A report published last week found that Kentucky’s incarceration rates are the worst in its region, topping Illinois, Indiana, Ohio, West Virginia, Tennessee and North Carolina. The report also found that Kentucky’s ranking is among the worst in the nation, and one expert said it is a sign the state is moving in the wrong direction.
The report, released by the New York-based nonprofit Vera Institute of Justice, used the most recent data from the Bureau of Justice Statistics and state agencies. It used that data to compare states’ incarceration trends by the size of their jail and prison populations, the rates of jail and prison admission, and the rates of pretrial incarceration.
In addition to its dismal ranking compared to its neighbors, Kentucky ranked as the sixth worst state in the nation for incarceration when jail admissions rates, pretrial incarceration rates, and prison population rates were taken into account. Ashley Spalding, a senior policy analyst with the progressive nonprofit Kentucky Center for Economic Policy, said the reports’ findings were no surprise.
“Every legislative session there are numerous laws passed that actually increase criminal penalties,” Spalding said. “If more Kentuckians understood all these critical data points, then we might have more momentum as a state to move forward with reforms.”
- The jail population increased by 76 percent from 2000 to 2015.
- In 2017, white people made up 86 percent of the state’s population, and represented 76 percent of the prison population. Black people made up 9 percent of the state’s population, but represented 21 percent of the prison population.
- The number of women in jail increased 44-fold, rising from 83 women in 1970 to 3,727 in 2015.
- In 2015, pretrial detainees made up 43 percent of the state’s total jail population.
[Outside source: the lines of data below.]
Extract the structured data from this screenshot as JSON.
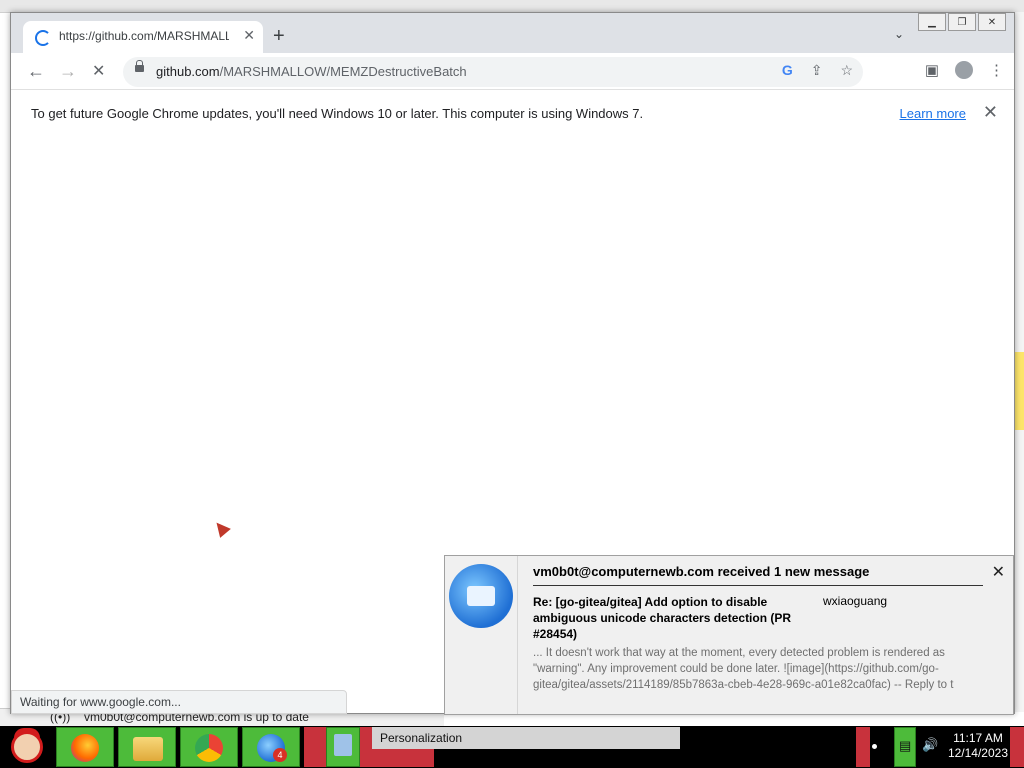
{
  "browser": {
    "tab": {
      "title": "https://github.com/MARSHMALLOW/MEMZDestructiveBatch",
      "close_glyph": "✕"
    },
    "new_tab_glyph": "+",
    "tab_list_glyph": "⌄",
    "window_controls": {
      "minimize": "▁",
      "restore": "❐",
      "close": "✕"
    },
    "nav": {
      "back": "←",
      "forward": "→",
      "stop": "✕"
    },
    "address": {
      "domain": "github.com",
      "path": "/MARSHMALLOW/MEMZDestructiveBatch"
    },
    "omnibox_icons": {
      "google": "G",
      "share": "⇪",
      "bookmark": "☆"
    },
    "toolbar_icons": {
      "side_panel": "▣",
      "menu": "⋮"
    },
    "infobar": {
      "message": "To get future Google Chrome updates, you'll need Windows 10 or later. This computer is using Windows 7.",
      "link": "Learn more",
      "close_glyph": "✕"
    },
    "status": "Waiting for www.google.com..."
  },
  "background": {
    "status_text": "vm0b0t@computernewb.com is up to date",
    "signal_glyph": "((•))"
  },
  "notification": {
    "heading": "vm0b0t@computernewb.com received 1 new message",
    "subject": "Re: [go-gitea/gitea] Add option to disable ambiguous unicode characters detection (PR #28454)",
    "from": "wxiaoguang",
    "body": "... It doesn't work that way at the moment, every detected problem is rendered as \"warning\". Any improvement could be done later. ![image](https://github.com/go-gitea/gitea/assets/2114189/85b7863a-cbeb-4e28-969c-a01e82ca0fac) -- Reply to t",
    "close_glyph": "✕"
  },
  "taskbar": {
    "thunderbird_badge": "4",
    "active_task": "Personalization",
    "clock": {
      "time": "11:17 AM",
      "date": "12/14/2023"
    },
    "tray": {
      "volume": "🔊",
      "network": "▤"
    }
  },
  "colors": {
    "accent": "#1a73e8",
    "taskbar_green": "#4dbb3a",
    "taskbar_red": "#c8323c"
  }
}
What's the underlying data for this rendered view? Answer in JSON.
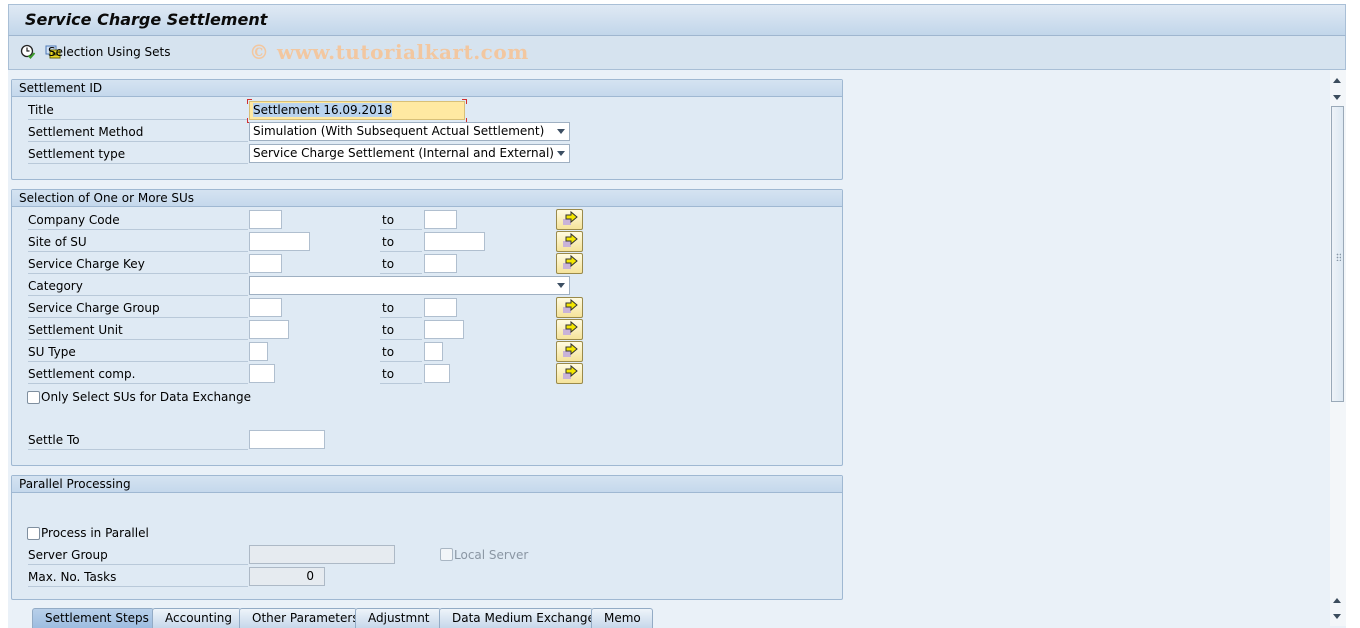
{
  "window": {
    "title": "Service Charge Settlement"
  },
  "toolbar": {
    "execute_icon": "execute-clock-icon",
    "selection_sets_label": "Selection Using Sets",
    "selection_sets_icon": "selection-sets-icon",
    "watermark": "© www.tutorialkart.com"
  },
  "settlement_id": {
    "header": "Settlement ID",
    "title_label": "Title",
    "title_value": "Settlement 16.09.2018",
    "method_label": "Settlement Method",
    "method_value": "Simulation (With Subsequent Actual Settlement)",
    "type_label": "Settlement type",
    "type_value": "Service Charge Settlement (Internal and External)"
  },
  "selection": {
    "header": "Selection of One or More SUs",
    "to_label": "to",
    "rows": [
      {
        "label": "Company Code",
        "from": "",
        "to": ""
      },
      {
        "label": "Site of SU",
        "from": "",
        "to": ""
      },
      {
        "label": "Service Charge Key",
        "from": "",
        "to": ""
      },
      {
        "label": "Category",
        "value": ""
      },
      {
        "label": "Service Charge Group",
        "from": "",
        "to": ""
      },
      {
        "label": "Settlement Unit",
        "from": "",
        "to": ""
      },
      {
        "label": "SU Type",
        "from": "",
        "to": ""
      },
      {
        "label": "Settlement comp.",
        "from": "",
        "to": ""
      }
    ],
    "data_exchange_label": "Only Select SUs for Data Exchange",
    "data_exchange_checked": false,
    "settle_to_label": "Settle To",
    "settle_to_value": ""
  },
  "parallel": {
    "header": "Parallel Processing",
    "process_label": "Process in Parallel",
    "process_checked": false,
    "server_group_label": "Server Group",
    "server_group_value": "",
    "local_server_label": "Local Server",
    "local_server_checked": false,
    "max_tasks_label": "Max. No. Tasks",
    "max_tasks_value": "0"
  },
  "tabs": [
    {
      "label": "Settlement Steps",
      "active": true
    },
    {
      "label": "Accounting",
      "active": false
    },
    {
      "label": "Other Parameters",
      "active": false
    },
    {
      "label": "Adjustmnt",
      "active": false
    },
    {
      "label": "Data Medium Exchange",
      "active": false
    },
    {
      "label": "Memo",
      "active": false
    }
  ]
}
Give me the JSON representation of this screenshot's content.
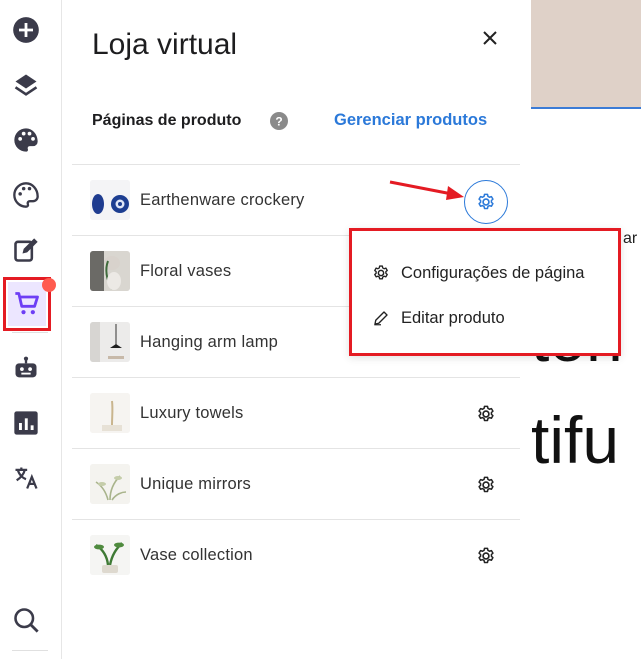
{
  "panel": {
    "title": "Loja virtual",
    "section_label": "Páginas de produto",
    "manage_link": "Gerenciar produtos"
  },
  "products": [
    {
      "label": "Earthenware crockery"
    },
    {
      "label": "Floral vases"
    },
    {
      "label": "Hanging arm lamp"
    },
    {
      "label": "Luxury towels"
    },
    {
      "label": "Unique mirrors"
    },
    {
      "label": "Vase collection"
    }
  ],
  "context_menu": {
    "items": [
      {
        "label": "Configurações de página",
        "icon": "gear-icon"
      },
      {
        "label": "Editar produto",
        "icon": "pencil-icon"
      }
    ]
  },
  "canvas": {
    "small_text": "ar",
    "big_text_1": "ton",
    "big_text_2": "tifu"
  },
  "rail": {
    "icons": [
      "add-icon",
      "layers-icon",
      "palette-icon",
      "theme-palette-icon",
      "edit-icon",
      "cart-icon",
      "robot-icon",
      "analytics-icon",
      "translate-icon",
      "search-icon"
    ]
  },
  "colors": {
    "accent": "#2b79d9",
    "highlight": "#e41b23",
    "canvas_bg": "#dfd1c8",
    "selected_bg": "#ece6ff",
    "badge": "#ff5b4f"
  }
}
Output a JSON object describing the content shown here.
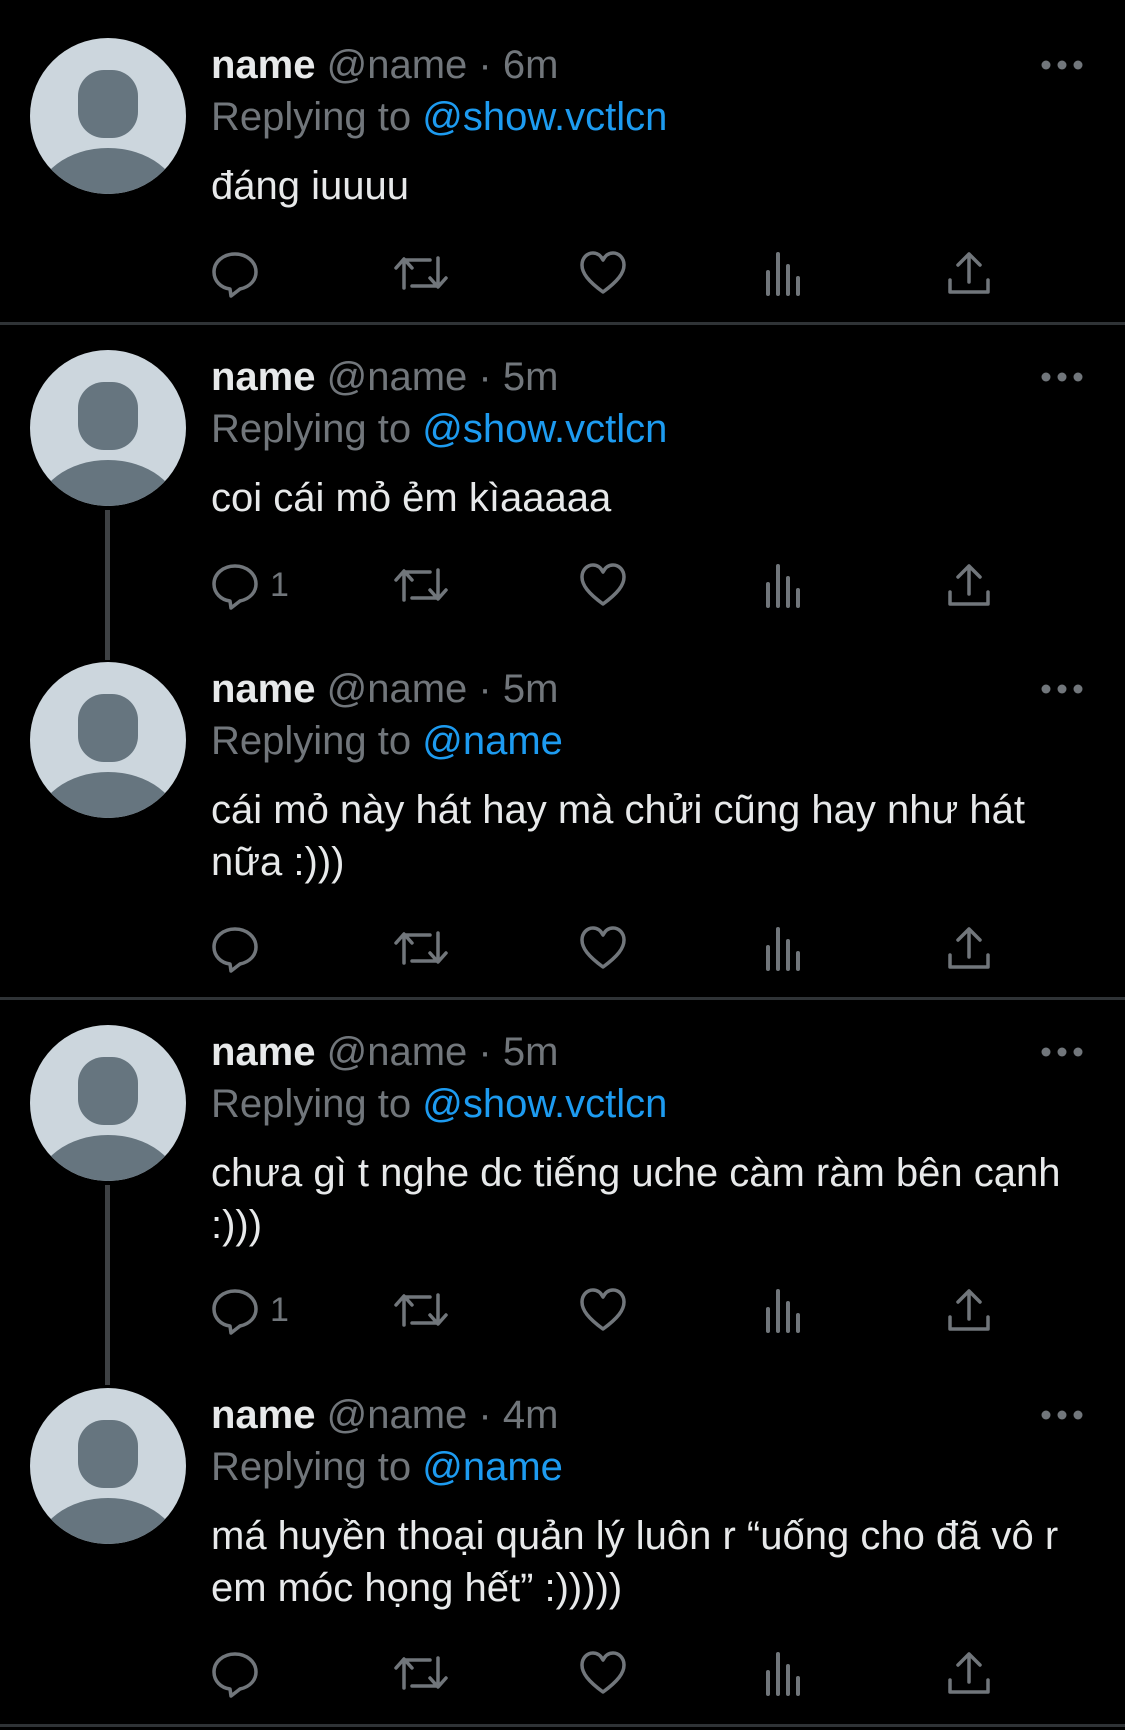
{
  "tweets": [
    {
      "name": "name",
      "handle": "@name",
      "dot": "·",
      "time": "6m",
      "replying_prefix": "Replying to ",
      "replying_to": "@show.vctlcn",
      "text": "đáng iuuuu",
      "reply_count": ""
    },
    {
      "name": "name",
      "handle": "@name",
      "dot": "·",
      "time": "5m",
      "replying_prefix": "Replying to ",
      "replying_to": "@show.vctlcn",
      "text": "coi cái mỏ ẻm kìaaaaa",
      "reply_count": "1"
    },
    {
      "name": "name",
      "handle": "@name",
      "dot": "·",
      "time": "5m",
      "replying_prefix": "Replying to ",
      "replying_to": "@name",
      "text": "cái mỏ này hát hay mà chửi cũng hay như hát nữa :)))",
      "reply_count": ""
    },
    {
      "name": "name",
      "handle": "@name",
      "dot": "·",
      "time": "5m",
      "replying_prefix": "Replying to ",
      "replying_to": "@show.vctlcn",
      "text": "chưa gì t nghe dc tiếng uche càm ràm bên cạnh :)))",
      "reply_count": "1"
    },
    {
      "name": "name",
      "handle": "@name",
      "dot": "·",
      "time": "4m",
      "replying_prefix": "Replying to ",
      "replying_to": "@name",
      "text": "má huyền thoại quản lý luôn r “uống cho đã vô r em móc họng hết” :)))))",
      "reply_count": ""
    }
  ],
  "colors": {
    "background": "#000000",
    "text": "#e7e9ea",
    "secondary": "#71767b",
    "accent": "#1d9bf0",
    "divider": "#2f3336",
    "avatar_bg": "#ccd6dd",
    "avatar_fg": "#66757f"
  },
  "icons": [
    "more-icon",
    "reply-icon",
    "retweet-icon",
    "like-icon",
    "views-icon",
    "share-icon"
  ]
}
- Jefferson County reported the highest annual count of jail and prison admissions in 2015, but Grayson County had the highest rate of jail admissions. Bell County reported the highest rate of prison admissions.
Kentucky’s incarceration practices have led to overcrowded local jails, often filled with non-violent offenders, and unequal cash bail rulings between counties. Spalding said there is a lot of work to do to reform incarceration, but some southern states offer examples for a path towards reform in Kentucky.
“Mississippi and South Carolina have made significant reforms that have resulted in declining incarceration, and there have been budgetary savings and closures in facilities,” Spalding said. Those reforms include adding alternatives to incarceration and reducing the time served before parole eligibility.
“We can look to some other states from what they’ve already done, and we don’t have to be the worst on these measures,” she said.
Louisville Metro Corrections Assistant Director Steve Durham said the report highlights Kentucky’s need for cash bail reform.
“Bail is really just an impact of poverty, because if you have the cash you pay the bail. If you have no cash, you stay in jail. And that just is not a fair and equitable system,” Durham said. “This is a great opportunity for [an] individual to take a look at the data, give a little bit of texture to it, and understand the impact of bail.”
Opposition to cash bail has mounted in Kentucky recently. More than a hundred people marched in Louisville this summer to protest cash bail.
Spalding expects legislators will discuss incarceration reform when they meet for legislative session this January. A KCEP study of Kentucky’s rising incarceration rate, funded by a $10,000 Vera grant, is expected to be completed by then.